There also seems to be a willingness to move away from so-called "big game" targets and attack smaller organizations. Criminals are doing this both because such targets may be more vulnerable and also it may help them to avoid the scrutiny of law-enforcement agencies.
The report also identifies a willingness among cybercriminals to diversify their methods in a bid to extract ransom payments from victims. A popular approach is the so-called "triple extortion," which firstly involves a threat to release stolen data publicly, after which the criminals threaten to disrupt access to systems before finally informing partners, shareholders, and suppliers that their systems and data have been compromised.
With the widespread migration towards cloud-based services during the pandemic, it is perhaps understandable that ransomware attackers are increasingly striving to exploit known vulnerabilities in virtual machine software and cloud applications. Indeed, some criminals have been able to successfully access cloud resources via local devices, which highlights the range of possible methods being deployed.

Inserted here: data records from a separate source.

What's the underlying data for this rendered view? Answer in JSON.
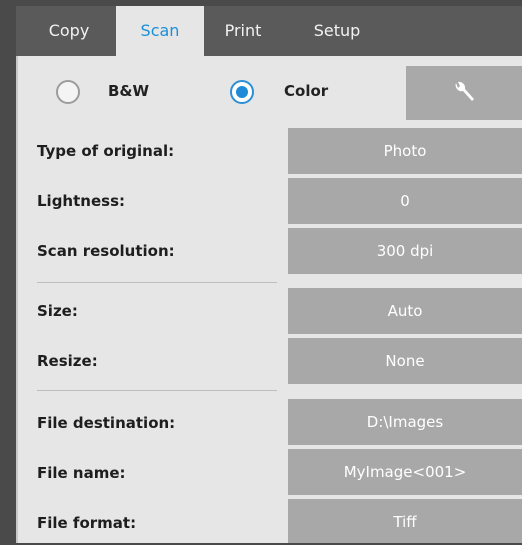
{
  "tabs": [
    {
      "label": "Copy",
      "active": false
    },
    {
      "label": "Scan",
      "active": true
    },
    {
      "label": "Print",
      "active": false
    },
    {
      "label": "Setup",
      "active": false
    }
  ],
  "color_mode": {
    "options": [
      {
        "label": "B&W",
        "selected": false
      },
      {
        "label": "Color",
        "selected": true
      }
    ]
  },
  "settings_button_icon": "wrench-icon",
  "settings": [
    {
      "label": "Type of original:",
      "value": "Photo"
    },
    {
      "label": "Lightness:",
      "value": "0"
    },
    {
      "label": "Scan resolution:",
      "value": "300 dpi"
    },
    {
      "label": "Size:",
      "value": "Auto"
    },
    {
      "label": "Resize:",
      "value": "None"
    },
    {
      "label": "File destination:",
      "value": "D:\\Images"
    },
    {
      "label": "File name:",
      "value": "MyImage<001>"
    },
    {
      "label": "File format:",
      "value": "Tiff"
    }
  ],
  "colors": {
    "active_tab_text": "#1a8fd8",
    "tab_bar": "#5a5a5a",
    "value_button": "#a8a8a8",
    "radio_selected": "#1f8ad6"
  }
}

There has also been considerable growth in the willingness of criminals to target organizations on holidays and weekends. Criminals reason that fewer security personnel will be operational in these times, so they see them as a great opportunity for attack.
Warding off the threat
Thankfully, there remain a number of fairly straightforward methods for keeping systems safe. The first of these is to ensure that all software and operating systems are patched and kept up to date.
"Regularly check for software updates and end of life (EOL) notifications, and prioritize patching known exploited vulnerabilities," the authors explain. "In cloud environments, ensure that virtual machines, serverless applications, and third-party libraries are also patched regularly, as doing so is usually the customer’s responsibility."
Access control is also a crucial step, especially for cloud-based systems. If remote access is required, then using a virtual private network or virtual desktop infrastructure can help to bolster security.
The authors also urge organizations to do more to educate staff about cybersecurity. They argue that this should focus specifically on phishing to enable employees to detect suspicious websites or emails and therefore avoid clicking on links and opening attachments that can leave them vulnerable.
Similarly, IT teams should require all accounts with password access to have strong and unique passwords. What's more, these passwords shouldn't be used across multiple devices.
None of these measures are either new or particularly hard, and it’s clear that officials are not requesting that organizations be impregnable to attack but rather more secure than peers elsewhere. With data from Microsoft suggesting that these kinds of simple measures would be sufficient to rebuff the vast majority of attacks, we can only hope that it’s a message that gets through sooner rather than later.